People who wanted to discredit testing on racial and ethnic grounds argued that DNA matches should be calculated to produce the smallest likelihood of identification. In other words, if one DNA pattern in a crime-scene sample were found in one in 50 Sicilians and another pattern in the same sample were found in one in 100 Koreans (but both were found in only one in 1,000 or more of every other racial group) then the smallest numbers should be multiplied together to produce the likelihood of a match. This technique would have required that every possible suspect be thought of as an improbable racial mix of each of the ethnicities that happen most frequently to have each of the DNA combinations found in a crime-scene sample. This would have weakened the odds against a suspect by 100 or even 1,000 times, such that prosecutors could claim only a one in 1,000 match as opposed to a one in 1,000,000 match. Subsequent scientific findings have confirmed racial differences in DNA patterns, and it is once again standard courtroom procedure to calculate different odds on the basis of race.

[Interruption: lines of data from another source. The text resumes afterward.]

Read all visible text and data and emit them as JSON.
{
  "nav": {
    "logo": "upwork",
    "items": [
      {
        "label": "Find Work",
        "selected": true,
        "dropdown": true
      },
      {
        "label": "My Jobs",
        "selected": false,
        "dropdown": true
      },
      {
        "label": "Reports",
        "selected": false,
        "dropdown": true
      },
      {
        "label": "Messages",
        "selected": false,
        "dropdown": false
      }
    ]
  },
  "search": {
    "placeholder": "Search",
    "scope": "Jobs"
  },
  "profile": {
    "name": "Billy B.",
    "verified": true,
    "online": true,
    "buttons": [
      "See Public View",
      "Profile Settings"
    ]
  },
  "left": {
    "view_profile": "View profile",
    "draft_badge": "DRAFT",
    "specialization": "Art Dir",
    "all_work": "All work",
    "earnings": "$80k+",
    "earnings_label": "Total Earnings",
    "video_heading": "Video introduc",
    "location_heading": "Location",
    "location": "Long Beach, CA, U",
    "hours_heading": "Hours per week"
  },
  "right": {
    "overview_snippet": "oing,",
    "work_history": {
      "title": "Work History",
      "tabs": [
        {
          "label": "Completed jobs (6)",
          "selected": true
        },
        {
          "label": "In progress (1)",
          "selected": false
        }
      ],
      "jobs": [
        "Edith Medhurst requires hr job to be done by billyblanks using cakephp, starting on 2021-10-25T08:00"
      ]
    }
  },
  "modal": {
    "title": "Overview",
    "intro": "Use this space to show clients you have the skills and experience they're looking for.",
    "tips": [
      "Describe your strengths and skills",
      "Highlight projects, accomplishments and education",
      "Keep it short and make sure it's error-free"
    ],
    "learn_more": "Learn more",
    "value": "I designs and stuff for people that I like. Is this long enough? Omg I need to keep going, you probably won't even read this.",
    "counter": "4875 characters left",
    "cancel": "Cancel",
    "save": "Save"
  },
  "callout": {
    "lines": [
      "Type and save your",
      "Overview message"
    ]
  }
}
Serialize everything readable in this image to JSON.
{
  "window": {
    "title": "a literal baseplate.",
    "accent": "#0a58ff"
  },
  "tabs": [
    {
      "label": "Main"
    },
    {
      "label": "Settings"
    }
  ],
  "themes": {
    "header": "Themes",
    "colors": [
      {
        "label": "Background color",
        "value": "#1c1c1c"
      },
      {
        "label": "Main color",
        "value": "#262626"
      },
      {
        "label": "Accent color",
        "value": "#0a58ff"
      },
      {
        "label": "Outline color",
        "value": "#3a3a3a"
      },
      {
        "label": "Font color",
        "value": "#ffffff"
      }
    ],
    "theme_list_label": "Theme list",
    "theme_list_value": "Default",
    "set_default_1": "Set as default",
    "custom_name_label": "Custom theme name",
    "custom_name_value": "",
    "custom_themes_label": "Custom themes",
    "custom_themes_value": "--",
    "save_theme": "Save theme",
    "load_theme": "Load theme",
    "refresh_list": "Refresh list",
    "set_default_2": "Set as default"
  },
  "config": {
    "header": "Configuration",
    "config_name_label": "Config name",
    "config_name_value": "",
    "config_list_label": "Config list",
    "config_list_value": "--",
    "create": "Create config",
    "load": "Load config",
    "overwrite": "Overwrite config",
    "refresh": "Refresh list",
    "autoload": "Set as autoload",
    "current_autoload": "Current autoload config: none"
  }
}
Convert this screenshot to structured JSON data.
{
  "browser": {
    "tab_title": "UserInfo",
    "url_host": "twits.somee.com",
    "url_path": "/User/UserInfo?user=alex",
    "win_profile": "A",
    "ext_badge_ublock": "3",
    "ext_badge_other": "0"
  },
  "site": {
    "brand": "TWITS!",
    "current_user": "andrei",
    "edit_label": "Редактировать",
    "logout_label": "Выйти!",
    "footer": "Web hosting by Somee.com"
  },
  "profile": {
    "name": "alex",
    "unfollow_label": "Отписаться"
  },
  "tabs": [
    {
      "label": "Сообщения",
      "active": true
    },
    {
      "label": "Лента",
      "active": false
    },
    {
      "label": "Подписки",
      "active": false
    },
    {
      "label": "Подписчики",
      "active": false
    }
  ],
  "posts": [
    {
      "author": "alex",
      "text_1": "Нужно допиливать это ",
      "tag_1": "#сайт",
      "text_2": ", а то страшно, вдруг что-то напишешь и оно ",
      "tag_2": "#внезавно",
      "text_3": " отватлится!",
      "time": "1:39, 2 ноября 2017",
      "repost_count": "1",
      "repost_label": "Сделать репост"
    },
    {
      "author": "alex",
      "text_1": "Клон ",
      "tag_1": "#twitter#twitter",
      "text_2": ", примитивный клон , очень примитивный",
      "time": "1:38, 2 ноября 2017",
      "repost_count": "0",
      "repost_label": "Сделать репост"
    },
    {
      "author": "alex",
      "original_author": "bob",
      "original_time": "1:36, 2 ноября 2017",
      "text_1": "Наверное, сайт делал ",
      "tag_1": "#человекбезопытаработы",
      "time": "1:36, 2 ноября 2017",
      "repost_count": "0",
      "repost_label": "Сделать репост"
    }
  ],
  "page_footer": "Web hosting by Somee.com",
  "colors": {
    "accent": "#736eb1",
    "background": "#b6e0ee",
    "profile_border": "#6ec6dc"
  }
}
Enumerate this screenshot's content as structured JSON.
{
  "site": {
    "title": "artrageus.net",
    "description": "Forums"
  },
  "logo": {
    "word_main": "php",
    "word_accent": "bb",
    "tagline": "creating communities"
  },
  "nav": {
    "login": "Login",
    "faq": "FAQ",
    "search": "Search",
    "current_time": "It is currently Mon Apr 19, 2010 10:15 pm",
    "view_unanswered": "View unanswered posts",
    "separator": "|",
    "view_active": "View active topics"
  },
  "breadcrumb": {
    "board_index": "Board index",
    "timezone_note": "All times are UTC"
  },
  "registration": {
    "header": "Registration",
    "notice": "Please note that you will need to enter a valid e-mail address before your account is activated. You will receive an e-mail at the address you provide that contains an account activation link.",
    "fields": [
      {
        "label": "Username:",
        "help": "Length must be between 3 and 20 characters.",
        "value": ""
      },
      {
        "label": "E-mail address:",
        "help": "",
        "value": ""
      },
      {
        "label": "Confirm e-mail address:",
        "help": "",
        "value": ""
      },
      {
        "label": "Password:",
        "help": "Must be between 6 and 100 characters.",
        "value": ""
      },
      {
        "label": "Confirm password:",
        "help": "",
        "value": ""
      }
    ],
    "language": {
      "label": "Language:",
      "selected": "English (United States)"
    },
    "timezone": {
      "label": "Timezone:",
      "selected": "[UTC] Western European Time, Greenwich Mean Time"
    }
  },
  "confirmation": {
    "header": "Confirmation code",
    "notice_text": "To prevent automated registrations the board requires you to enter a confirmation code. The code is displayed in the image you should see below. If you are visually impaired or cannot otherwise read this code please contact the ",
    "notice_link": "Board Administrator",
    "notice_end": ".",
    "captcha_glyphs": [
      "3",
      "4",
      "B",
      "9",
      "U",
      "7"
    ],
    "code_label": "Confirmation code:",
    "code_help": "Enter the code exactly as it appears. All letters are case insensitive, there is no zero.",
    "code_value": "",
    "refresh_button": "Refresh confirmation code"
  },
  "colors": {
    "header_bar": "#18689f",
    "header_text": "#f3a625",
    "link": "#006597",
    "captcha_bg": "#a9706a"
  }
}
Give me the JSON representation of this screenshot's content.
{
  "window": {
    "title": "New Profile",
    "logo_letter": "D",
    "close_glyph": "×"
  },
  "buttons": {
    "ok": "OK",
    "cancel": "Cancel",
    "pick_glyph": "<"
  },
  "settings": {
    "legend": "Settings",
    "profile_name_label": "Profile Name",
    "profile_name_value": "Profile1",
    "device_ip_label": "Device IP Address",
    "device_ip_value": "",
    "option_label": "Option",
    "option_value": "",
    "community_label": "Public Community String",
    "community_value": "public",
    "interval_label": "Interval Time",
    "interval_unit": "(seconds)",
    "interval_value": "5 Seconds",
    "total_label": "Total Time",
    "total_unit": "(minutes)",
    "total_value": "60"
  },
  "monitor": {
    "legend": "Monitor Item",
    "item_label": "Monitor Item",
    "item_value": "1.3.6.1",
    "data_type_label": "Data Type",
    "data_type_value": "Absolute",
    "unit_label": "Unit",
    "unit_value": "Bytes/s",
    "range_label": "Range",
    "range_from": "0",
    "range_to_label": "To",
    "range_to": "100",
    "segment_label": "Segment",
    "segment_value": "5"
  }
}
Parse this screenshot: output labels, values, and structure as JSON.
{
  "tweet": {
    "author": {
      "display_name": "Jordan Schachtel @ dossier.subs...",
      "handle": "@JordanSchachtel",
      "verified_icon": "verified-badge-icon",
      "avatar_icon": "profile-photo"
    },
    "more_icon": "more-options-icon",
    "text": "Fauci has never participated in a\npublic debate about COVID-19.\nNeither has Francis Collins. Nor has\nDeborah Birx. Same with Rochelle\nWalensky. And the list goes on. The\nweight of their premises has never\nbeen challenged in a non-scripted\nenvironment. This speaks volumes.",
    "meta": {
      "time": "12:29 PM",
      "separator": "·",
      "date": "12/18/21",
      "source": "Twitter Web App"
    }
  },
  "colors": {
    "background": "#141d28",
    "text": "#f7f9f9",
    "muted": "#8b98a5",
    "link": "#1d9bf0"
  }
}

Some people think that O.J. Simpson’s acquittal damaged the credibility of DNA testing. In a chapter devoted to the case, Mr. Levy explains that the science is so powerful that the defense never attacked it. Instead, it systematically cast doubt on two other things: the motives of police officers and the quality of laboratory procedures. It turned Detective Mark Fuhrman’s empty boasting to a screen-writer about how he despised and mistreated blacks, into motivation for a massive frame-up. It also turned evidence of a few sloppy procedures at the Los Angeles police laboratory into the theoretical possibility that all of the incriminating DNA evidence had been “contaminated.”
In fact, some of the techniques used by the lab do require great care. When samples are very small, they may be contaminated if the same tweezers are used to pick them up. However, the idea that many samples of the blood of O.J. Simpson and his two victims could have been consistently “contaminated” in ways that implicated Mr. Simpson beggars the imagination. Likewise, the police could not have framed Mr. Simpson unless a number of key investigators had spontaneously decided to railroad an innocent man and had stuck to their frame-up story throughout the trial.
Although Mr. Levy does not say so directly, the facts he presents confirm the view that the mostly-non-white jury was simply looking for excuses to acquit. That preposterous theories of contamination and police dishonesty were all the jurors needed is yet more evidence of the racial solidarity blacks take for granted.
Although the Simpson case, with its high-priced experts and flashy lawyers, may have shown that a receptive jury can be distracted from damning DNA evidence, it has by no means discredited such evidence. As Mr. Levy points out, it is simply not possible to deny a strong DNA identification. If the laboratory finds the suspect’s semen in a rape victim, he cannot deny it is his. Instead, he must claim that he and the woman had consensual sex. Likewise, there is no way for a suspect to claim that the blood on his shirt did not come from the victim; he must think up some non-incriminating way to account for its presence.
DNA testing has leapt all the liberal and racial hurdles in its path and, when properly conducted, should provide unshakable evidence.